The ease with which a piece of software (or file format) can be "ported", i.e. made to run on a new platform and/or compile with a new compiler.
The most important factor is the language in which the software is written and the most portable language is almost certainly C (though see Vaxocentrism for counterexamples). This is true in the sense that C compilers are available for most systems and are often the first compiler provided for a new system. This has led several compiler writers to compile other languages to C code in order to benefit from its portability (as well as the quality of compilers available for it).

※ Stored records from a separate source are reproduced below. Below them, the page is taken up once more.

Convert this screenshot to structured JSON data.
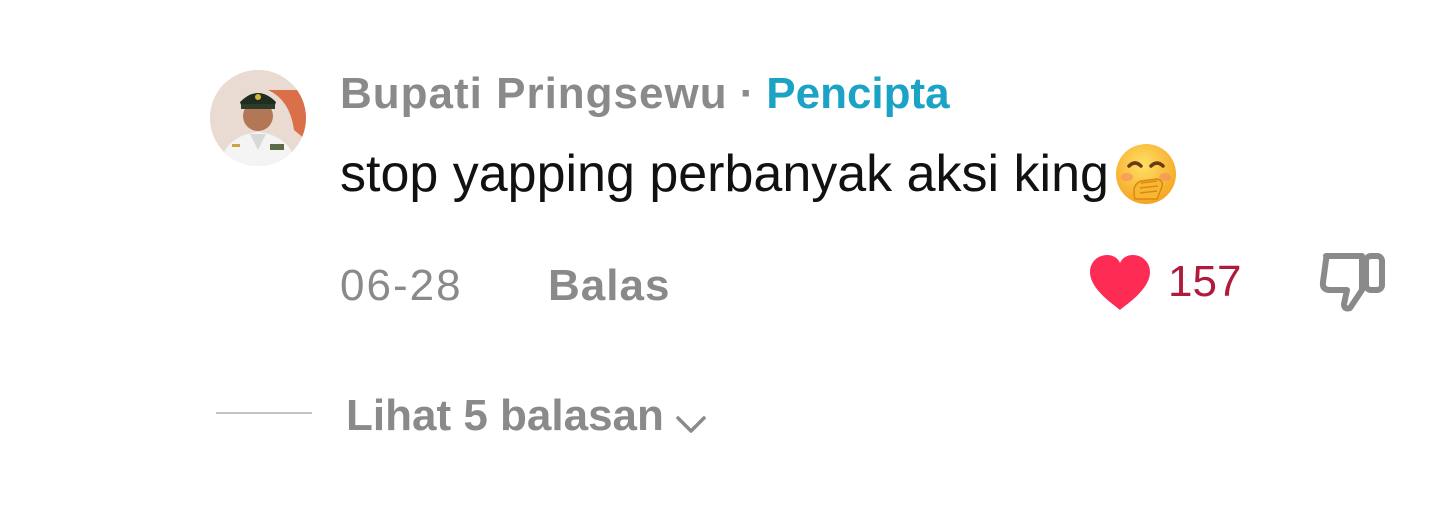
{
  "comment": {
    "username": "Bupati Pringsewu",
    "separator": "·",
    "creator_badge": "Pencipta",
    "text": "stop yapping perbanyak aksi king",
    "emoji": "hand-over-mouth-face",
    "date": "06-28",
    "reply_label": "Balas",
    "like_count": "157",
    "liked": true
  },
  "replies": {
    "view_label": "Lihat 5 balasan"
  },
  "colors": {
    "username": "#8a8a8a",
    "creator_badge": "#1aa3c4",
    "like_heart": "#fe2c55",
    "like_count": "#b01a3c",
    "meta_text": "#8a8a8a"
  },
  "icons": {
    "like": "heart-icon",
    "dislike": "thumbs-down-icon",
    "expand": "chevron-down-icon"
  }
}
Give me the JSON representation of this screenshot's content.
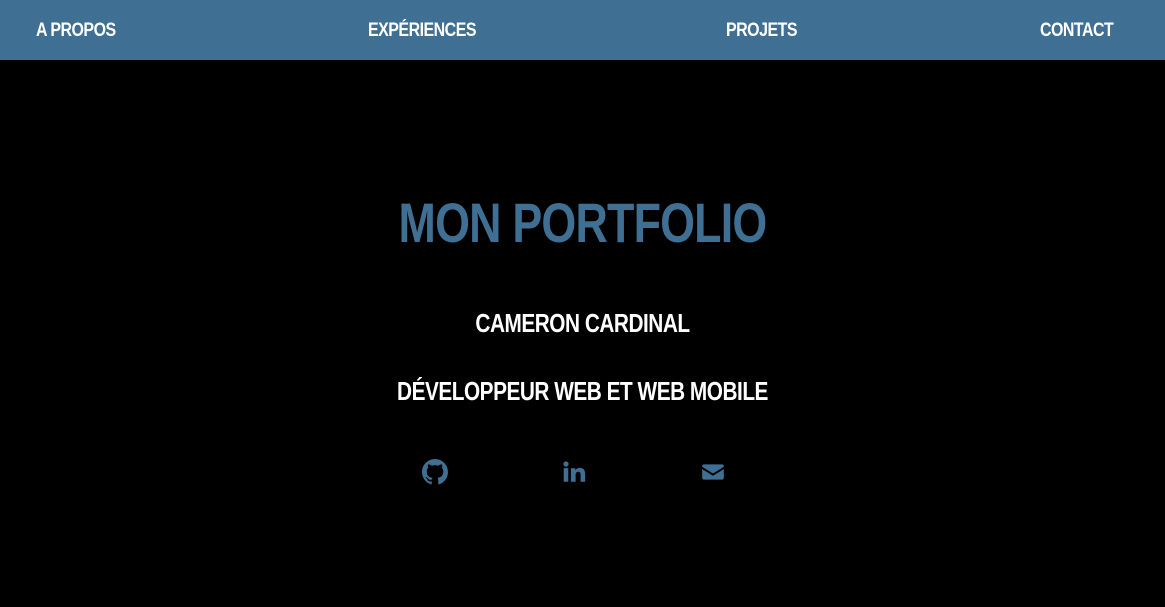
{
  "nav": {
    "apropos": "A PROPOS",
    "experiences": "EXPÉRIENCES",
    "projets": "PROJETS",
    "contact": "CONTACT"
  },
  "hero": {
    "title": "MON PORTFOLIO",
    "name": "CAMERON CARDINAL",
    "role": "DÉVELOPPEUR WEB ET WEB MOBILE"
  },
  "social": {
    "icons": [
      "github-icon",
      "linkedin-icon",
      "envelope-icon"
    ]
  },
  "colors": {
    "accent": "#3f6f92",
    "background": "#000000",
    "text": "#ffffff"
  }
}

The least portable type of language is obviously assembly code since it is specific to one particular (family of) processor(s). It may be possible to translate mechanically from one assembly code (or even machine code) into another but this is not really portability. At the other end of the scale would come interpreted or semi-compiled languages such as LISP or Java which rely on the availability of a portable interpreter or virtual machine written in a lower level language (often C for the reasons outlined above).
The act or result of porting a program is called a "port". E.g. "I've nearly finished the Pentium port of my big bang simulation."
Portability is also an attribute of file formats and depends on their adherence to standards (e.g. ISO 8859) or the availability of the relevant "viewing" software for different platforms (e.g. PDF).